Your objective: For the data below, give the number of lines in which "entries" occurs. Include nothing besides that number.

>>>

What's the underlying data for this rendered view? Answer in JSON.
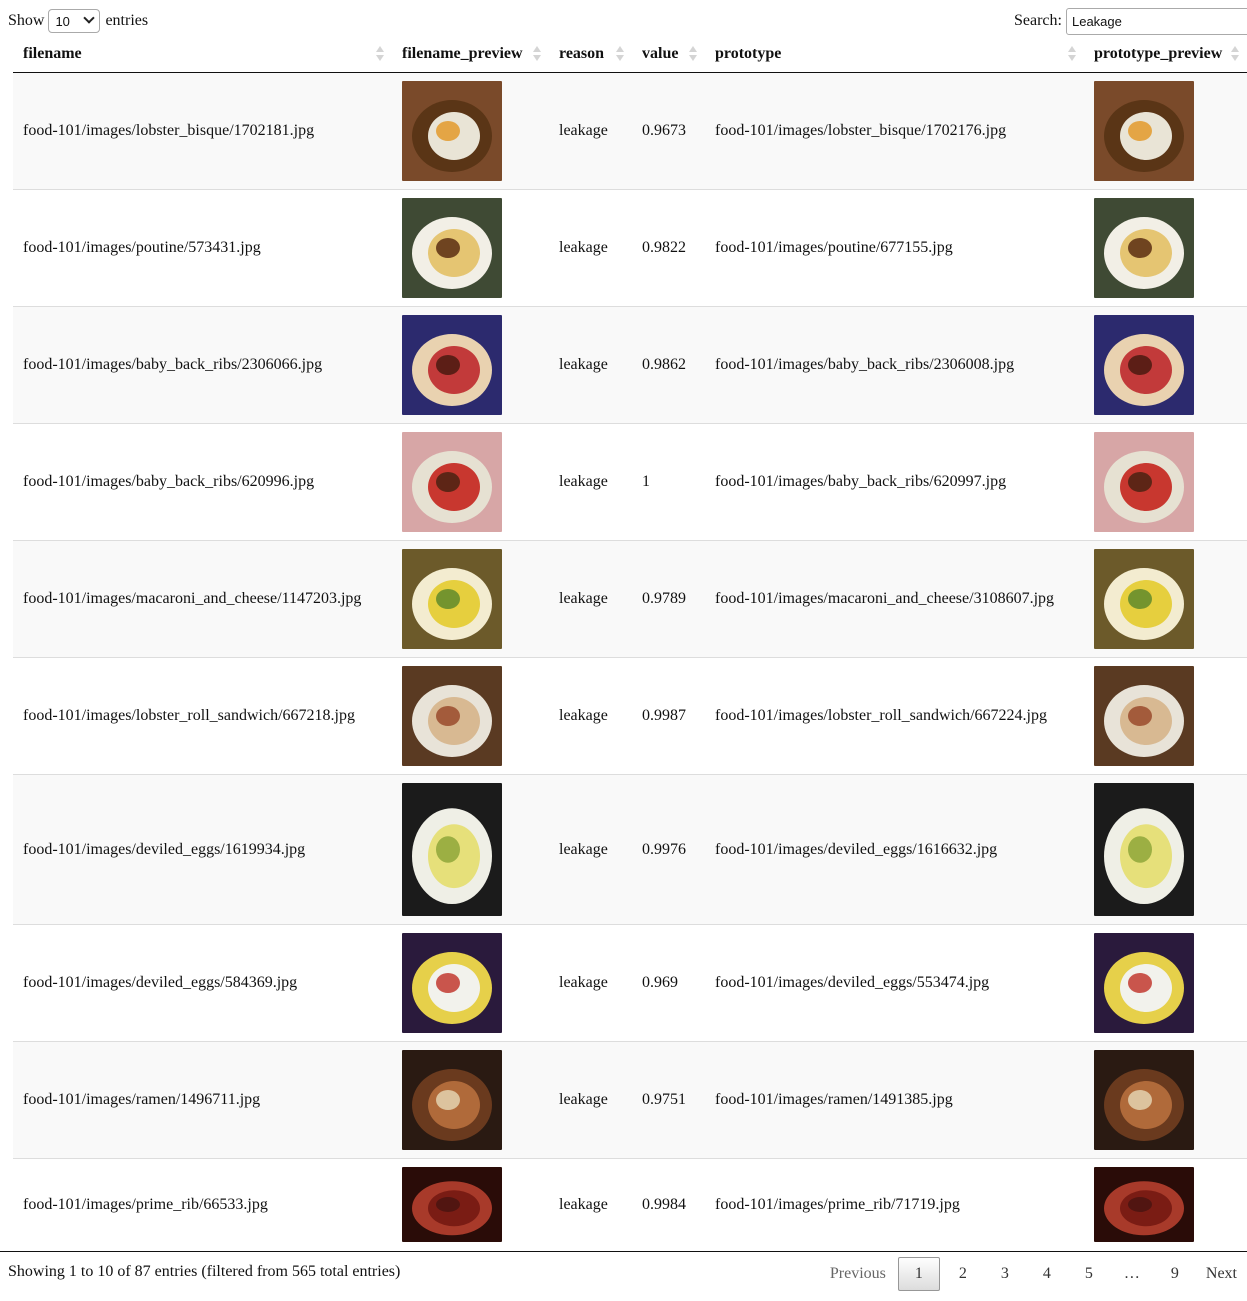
{
  "controls": {
    "show_label": "Show",
    "entries_label": "entries",
    "page_length": "10",
    "search_label": "Search:",
    "search_value": "Leakage"
  },
  "columns": [
    "filename",
    "filename_preview",
    "reason",
    "value",
    "prototype",
    "prototype_preview"
  ],
  "rows": [
    {
      "filename": "food-101/images/lobster_bisque/1702181.jpg",
      "reason": "leakage",
      "value": "0.9673",
      "prototype": "food-101/images/lobster_bisque/1702176.jpg",
      "preview": {
        "bg": "#7a4a2a",
        "a": "#e9e4d6",
        "b": "#e39a2c",
        "c": "#5a3516"
      }
    },
    {
      "filename": "food-101/images/poutine/573431.jpg",
      "reason": "leakage",
      "value": "0.9822",
      "prototype": "food-101/images/poutine/677155.jpg",
      "preview": {
        "bg": "#3f4a34",
        "a": "#e5c572",
        "b": "#5b2d12",
        "c": "#f2efe6"
      }
    },
    {
      "filename": "food-101/images/baby_back_ribs/2306066.jpg",
      "reason": "leakage",
      "value": "0.9862",
      "prototype": "food-101/images/baby_back_ribs/2306008.jpg",
      "preview": {
        "bg": "#2c2a6e",
        "a": "#c23a3a",
        "b": "#4a1a10",
        "c": "#e9d2b0"
      }
    },
    {
      "filename": "food-101/images/baby_back_ribs/620996.jpg",
      "reason": "leakage",
      "value": "1",
      "prototype": "food-101/images/baby_back_ribs/620997.jpg",
      "preview": {
        "bg": "#d7a6a6",
        "a": "#c8372f",
        "b": "#4a2212",
        "c": "#e6e1d2"
      }
    },
    {
      "filename": "food-101/images/macaroni_and_cheese/1147203.jpg",
      "reason": "leakage",
      "value": "0.9789",
      "prototype": "food-101/images/macaroni_and_cheese/3108607.jpg",
      "preview": {
        "bg": "#6c5a2a",
        "a": "#e6cf3e",
        "b": "#5f8a2c",
        "c": "#f3ecd0"
      }
    },
    {
      "filename": "food-101/images/lobster_roll_sandwich/667218.jpg",
      "reason": "leakage",
      "value": "0.9987",
      "prototype": "food-101/images/lobster_roll_sandwich/667224.jpg",
      "preview": {
        "bg": "#5a3a22",
        "a": "#d8b992",
        "b": "#9a4a2c",
        "c": "#e8e3d8"
      }
    },
    {
      "filename": "food-101/images/deviled_eggs/1619934.jpg",
      "reason": "leakage",
      "value": "0.9976",
      "prototype": "food-101/images/deviled_eggs/1616632.jpg",
      "preview": {
        "bg": "#1b1b1b",
        "a": "#e6e07a",
        "b": "#8ea63a",
        "c": "#efefe6"
      }
    },
    {
      "filename": "food-101/images/deviled_eggs/584369.jpg",
      "reason": "leakage",
      "value": "0.969",
      "prototype": "food-101/images/deviled_eggs/553474.jpg",
      "preview": {
        "bg": "#2a1a3c",
        "a": "#f2f2ec",
        "b": "#c23a30",
        "c": "#e6d04a"
      }
    },
    {
      "filename": "food-101/images/ramen/1496711.jpg",
      "reason": "leakage",
      "value": "0.9751",
      "prototype": "food-101/images/ramen/1491385.jpg",
      "preview": {
        "bg": "#2a1a12",
        "a": "#b06a3a",
        "b": "#e4d2b0",
        "c": "#6a3a1e"
      }
    },
    {
      "filename": "food-101/images/prime_rib/66533.jpg",
      "reason": "leakage",
      "value": "0.9984",
      "prototype": "food-101/images/prime_rib/71719.jpg",
      "preview": {
        "bg": "#2a0c08",
        "a": "#7a1c14",
        "b": "#4a1410",
        "c": "#a83a2a"
      }
    }
  ],
  "footer": {
    "info": "Showing 1 to 10 of 87 entries (filtered from 565 total entries)",
    "previous": "Previous",
    "next": "Next",
    "pages": [
      "1",
      "2",
      "3",
      "4",
      "5",
      "…",
      "9"
    ],
    "current_page": "1"
  }
}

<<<

Written solution: 2